I began making drawings to develop the design of the figures and work through different ideas on paper. I checked in with Begg & Co’s Sales & Marketing Director, Ann Ryley along the way to get feedback and her thoughts and contributions. I had a couple of old manikins in my studio, which I used to test scarves on, to be sure that the forms I made would hold and show off all the scarves fully. I realised that as well as the chest the neck and shoulder forms are crucial, acting as the main structure or scaffold which gives the scarves their 3D form. This was pivotal in my decisions when making the full necks, shoulders and chests on each figure. However keeping this structure as minimal as I could get away with so it looked good yet presented options to hang, wrap, tie and display the scarves in a diverse multitude of ways. Long outstretched arms, hooks, hands, legs, curved metal bars spaced and bent in many directions.

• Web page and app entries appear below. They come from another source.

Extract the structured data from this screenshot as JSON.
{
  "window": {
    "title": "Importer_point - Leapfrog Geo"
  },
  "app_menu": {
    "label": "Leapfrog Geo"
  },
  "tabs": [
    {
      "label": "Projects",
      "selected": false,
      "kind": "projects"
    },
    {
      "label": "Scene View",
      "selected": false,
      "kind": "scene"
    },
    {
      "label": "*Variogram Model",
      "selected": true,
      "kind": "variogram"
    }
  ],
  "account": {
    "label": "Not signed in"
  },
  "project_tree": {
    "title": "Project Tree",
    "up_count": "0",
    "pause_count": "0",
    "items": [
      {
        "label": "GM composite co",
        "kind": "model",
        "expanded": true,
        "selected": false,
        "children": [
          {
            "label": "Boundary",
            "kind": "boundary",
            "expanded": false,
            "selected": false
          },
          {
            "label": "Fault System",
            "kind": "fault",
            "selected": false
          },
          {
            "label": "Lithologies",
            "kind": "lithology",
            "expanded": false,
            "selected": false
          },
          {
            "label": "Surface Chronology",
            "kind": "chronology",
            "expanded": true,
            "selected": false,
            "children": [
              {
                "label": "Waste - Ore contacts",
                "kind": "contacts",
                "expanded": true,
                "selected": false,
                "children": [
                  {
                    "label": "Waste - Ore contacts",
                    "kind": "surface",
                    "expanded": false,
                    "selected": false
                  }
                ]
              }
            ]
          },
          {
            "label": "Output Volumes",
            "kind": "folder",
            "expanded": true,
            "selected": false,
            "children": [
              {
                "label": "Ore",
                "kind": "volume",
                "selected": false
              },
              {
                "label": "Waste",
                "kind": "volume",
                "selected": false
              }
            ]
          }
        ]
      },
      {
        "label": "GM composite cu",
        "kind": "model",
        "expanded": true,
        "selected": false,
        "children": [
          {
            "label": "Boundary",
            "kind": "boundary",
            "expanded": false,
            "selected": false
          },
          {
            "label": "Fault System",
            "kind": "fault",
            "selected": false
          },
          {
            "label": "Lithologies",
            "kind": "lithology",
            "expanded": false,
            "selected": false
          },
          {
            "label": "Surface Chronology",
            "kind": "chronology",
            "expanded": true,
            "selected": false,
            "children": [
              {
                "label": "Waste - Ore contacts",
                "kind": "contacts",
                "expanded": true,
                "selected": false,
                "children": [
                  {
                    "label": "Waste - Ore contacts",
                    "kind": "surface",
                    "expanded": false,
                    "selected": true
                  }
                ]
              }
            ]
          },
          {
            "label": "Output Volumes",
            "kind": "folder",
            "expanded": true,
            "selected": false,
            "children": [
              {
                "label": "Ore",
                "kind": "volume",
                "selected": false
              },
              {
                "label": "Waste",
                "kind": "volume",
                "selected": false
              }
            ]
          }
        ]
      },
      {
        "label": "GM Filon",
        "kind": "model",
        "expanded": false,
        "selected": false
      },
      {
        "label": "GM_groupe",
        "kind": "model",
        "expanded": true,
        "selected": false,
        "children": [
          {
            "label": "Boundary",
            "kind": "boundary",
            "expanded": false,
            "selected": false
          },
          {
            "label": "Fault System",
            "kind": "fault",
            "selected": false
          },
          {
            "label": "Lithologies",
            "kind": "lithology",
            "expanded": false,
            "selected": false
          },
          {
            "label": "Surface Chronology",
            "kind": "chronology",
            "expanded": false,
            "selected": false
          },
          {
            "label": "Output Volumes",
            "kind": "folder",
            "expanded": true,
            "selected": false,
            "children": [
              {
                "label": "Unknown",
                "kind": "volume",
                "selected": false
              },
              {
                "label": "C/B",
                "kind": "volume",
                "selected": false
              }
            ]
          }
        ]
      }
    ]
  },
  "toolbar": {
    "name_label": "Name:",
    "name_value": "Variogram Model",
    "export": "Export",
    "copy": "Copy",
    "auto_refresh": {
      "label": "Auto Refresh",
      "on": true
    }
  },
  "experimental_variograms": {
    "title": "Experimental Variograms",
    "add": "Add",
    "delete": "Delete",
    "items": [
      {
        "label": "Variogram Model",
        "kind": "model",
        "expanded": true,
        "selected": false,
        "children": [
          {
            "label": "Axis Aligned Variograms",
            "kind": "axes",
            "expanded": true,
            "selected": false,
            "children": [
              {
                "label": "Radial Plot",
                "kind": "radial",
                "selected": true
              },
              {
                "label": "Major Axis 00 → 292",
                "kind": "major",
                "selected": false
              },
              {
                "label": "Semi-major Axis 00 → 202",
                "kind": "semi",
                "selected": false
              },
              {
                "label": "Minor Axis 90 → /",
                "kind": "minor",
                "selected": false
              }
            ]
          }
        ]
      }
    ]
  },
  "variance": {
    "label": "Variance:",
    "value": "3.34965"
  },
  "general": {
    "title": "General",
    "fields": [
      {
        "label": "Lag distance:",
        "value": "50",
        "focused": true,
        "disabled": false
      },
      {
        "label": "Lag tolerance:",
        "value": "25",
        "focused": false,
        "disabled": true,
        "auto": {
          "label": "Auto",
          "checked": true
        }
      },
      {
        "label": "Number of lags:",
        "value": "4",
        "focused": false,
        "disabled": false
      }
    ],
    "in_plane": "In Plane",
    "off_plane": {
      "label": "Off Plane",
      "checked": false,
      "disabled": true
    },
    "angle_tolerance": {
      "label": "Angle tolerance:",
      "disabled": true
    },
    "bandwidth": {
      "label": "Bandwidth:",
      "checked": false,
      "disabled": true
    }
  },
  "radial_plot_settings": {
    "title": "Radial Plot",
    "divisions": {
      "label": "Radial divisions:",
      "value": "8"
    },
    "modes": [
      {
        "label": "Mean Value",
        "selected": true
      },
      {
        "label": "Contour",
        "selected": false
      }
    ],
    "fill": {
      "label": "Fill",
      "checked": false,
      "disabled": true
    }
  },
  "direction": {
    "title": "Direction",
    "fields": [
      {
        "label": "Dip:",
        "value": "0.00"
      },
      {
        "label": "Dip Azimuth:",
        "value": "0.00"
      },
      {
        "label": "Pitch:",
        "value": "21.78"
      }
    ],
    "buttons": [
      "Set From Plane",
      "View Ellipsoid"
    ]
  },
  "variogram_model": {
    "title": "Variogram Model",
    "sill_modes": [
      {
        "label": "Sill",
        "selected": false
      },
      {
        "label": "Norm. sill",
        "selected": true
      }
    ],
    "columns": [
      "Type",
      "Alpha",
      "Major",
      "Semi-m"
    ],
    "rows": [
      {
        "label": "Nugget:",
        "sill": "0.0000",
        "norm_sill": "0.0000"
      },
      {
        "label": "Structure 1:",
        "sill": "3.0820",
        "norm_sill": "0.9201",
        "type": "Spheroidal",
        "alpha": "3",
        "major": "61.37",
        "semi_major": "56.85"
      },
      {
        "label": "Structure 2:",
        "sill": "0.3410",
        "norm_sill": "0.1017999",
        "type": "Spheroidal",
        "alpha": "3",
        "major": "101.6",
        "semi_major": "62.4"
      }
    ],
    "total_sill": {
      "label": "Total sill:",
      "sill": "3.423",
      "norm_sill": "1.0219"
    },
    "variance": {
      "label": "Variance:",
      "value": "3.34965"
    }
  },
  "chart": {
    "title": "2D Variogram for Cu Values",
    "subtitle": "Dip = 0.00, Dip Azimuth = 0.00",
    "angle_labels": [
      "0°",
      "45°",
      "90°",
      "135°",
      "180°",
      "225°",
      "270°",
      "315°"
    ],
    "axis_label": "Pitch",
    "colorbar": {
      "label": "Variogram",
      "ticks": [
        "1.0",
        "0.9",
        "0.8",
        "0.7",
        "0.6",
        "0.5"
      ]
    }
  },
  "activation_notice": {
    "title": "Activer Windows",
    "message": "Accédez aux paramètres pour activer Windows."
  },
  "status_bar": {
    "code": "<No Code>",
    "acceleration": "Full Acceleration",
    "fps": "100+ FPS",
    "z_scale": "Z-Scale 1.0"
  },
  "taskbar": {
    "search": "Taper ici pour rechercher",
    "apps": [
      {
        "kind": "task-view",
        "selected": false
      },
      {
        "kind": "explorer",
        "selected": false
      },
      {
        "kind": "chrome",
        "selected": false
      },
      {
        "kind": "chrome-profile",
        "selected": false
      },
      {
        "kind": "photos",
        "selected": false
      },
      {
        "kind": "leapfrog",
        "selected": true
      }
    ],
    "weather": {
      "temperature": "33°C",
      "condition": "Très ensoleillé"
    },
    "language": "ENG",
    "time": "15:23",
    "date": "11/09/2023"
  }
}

Have there been challenges along the way?

Of course! I think that’s inevitable with commissions and when working creatively with others.

I prefer to refer to these challenges as creative problem solving!


How was working with metal as a material for you – is it something you’ve experimented with in the past anyway?

Great! I did work with metal when I was at college and have worked with materials that behave similarly, such as computer components, which are a combination of metal and other hard materials. Working with metal, welding, grinding bending opened up possibilities for new works and ways to resolve issues I have with other work.



The end result is Troupe – what do you believe are the successes of this project? Are you pleased with it?

Yes I’m VERY pleased with it!

Its quirky, strong and harks back to some of my old work.

The figures do work as scarf display units – they’re fit for purpose and I love the juxtaposition of the steel with the soft textiles, one compliments the other and enhances their difference...the scarves look even softer against the steel, there’s a tacit quality about it.



If you could describe the process of working with Begg & Co in three words what would they be?





And what have you learnt from working with Begg & Co?

That it can be great as an artist to collaborate with industry especially with a small company like Begg & Co, it’s more intimate, I got to meet lots of their employees and really see how the company works. It is a great, well run company and I wish there were more companies like Begg & Co out there, companies who are willing to work with artists and be open and confident enough to believe in their product enough to take this kind of a risk. It is a risk relying on trust and belief.


Are you a natural scarf wearer?

YES, especially my new Begg & Co Staffa Rouge!